• [WHAT TO PRODUCE]: Write the data below out again, unchanged.

• [DATA SUPPLIED]:
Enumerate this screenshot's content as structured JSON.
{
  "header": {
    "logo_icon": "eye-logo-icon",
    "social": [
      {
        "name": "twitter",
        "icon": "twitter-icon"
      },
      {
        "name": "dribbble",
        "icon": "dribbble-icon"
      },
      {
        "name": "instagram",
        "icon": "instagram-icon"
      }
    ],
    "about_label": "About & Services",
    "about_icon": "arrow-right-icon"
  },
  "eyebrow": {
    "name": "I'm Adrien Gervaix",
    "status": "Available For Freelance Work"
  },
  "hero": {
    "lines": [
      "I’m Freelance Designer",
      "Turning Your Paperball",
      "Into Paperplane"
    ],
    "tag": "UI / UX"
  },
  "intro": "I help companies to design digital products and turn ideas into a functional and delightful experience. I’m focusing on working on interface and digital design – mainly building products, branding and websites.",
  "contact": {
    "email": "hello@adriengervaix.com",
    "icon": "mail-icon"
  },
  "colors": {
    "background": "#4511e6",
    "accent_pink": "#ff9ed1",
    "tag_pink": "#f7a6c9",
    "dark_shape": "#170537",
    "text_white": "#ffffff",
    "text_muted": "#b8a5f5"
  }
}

• [WRITTEN SOLUTION]:
Enumerate this screenshot's content as structured JSON.
{
  "header": {
    "logo_icon": "eye-logo-icon",
    "social": [
      {
        "name": "twitter",
        "icon": "twitter-icon"
      },
      {
        "name": "dribbble",
        "icon": "dribbble-icon"
      },
      {
        "name": "instagram",
        "icon": "instagram-icon"
      }
    ],
    "about_label": "About & Services",
    "about_icon": "arrow-right-icon"
  },
  "eyebrow": {
    "name": "I'm Adrien Gervaix",
    "status": "Available For Freelance Work"
  },
  "hero": {
    "lines": [
      "I’m Freelance Designer",
      "Turning Your Paperball",
      "Into Paperplane"
    ],
    "tag": "UI / UX"
  },
  "intro": "I help companies to design digital products and turn ideas into a functional and delightful experience. I’m focusing on working on interface and digital design – mainly building products, branding and websites.",
  "contact": {
    "email": "hello@adriengervaix.com",
    "icon": "mail-icon"
  },
  "colors": {
    "background": "#4511e6",
    "accent_pink": "#ff9ed1",
    "tag_pink": "#f7a6c9",
    "dark_shape": "#170537",
    "text_white": "#ffffff",
    "text_muted": "#b8a5f5"
  }
}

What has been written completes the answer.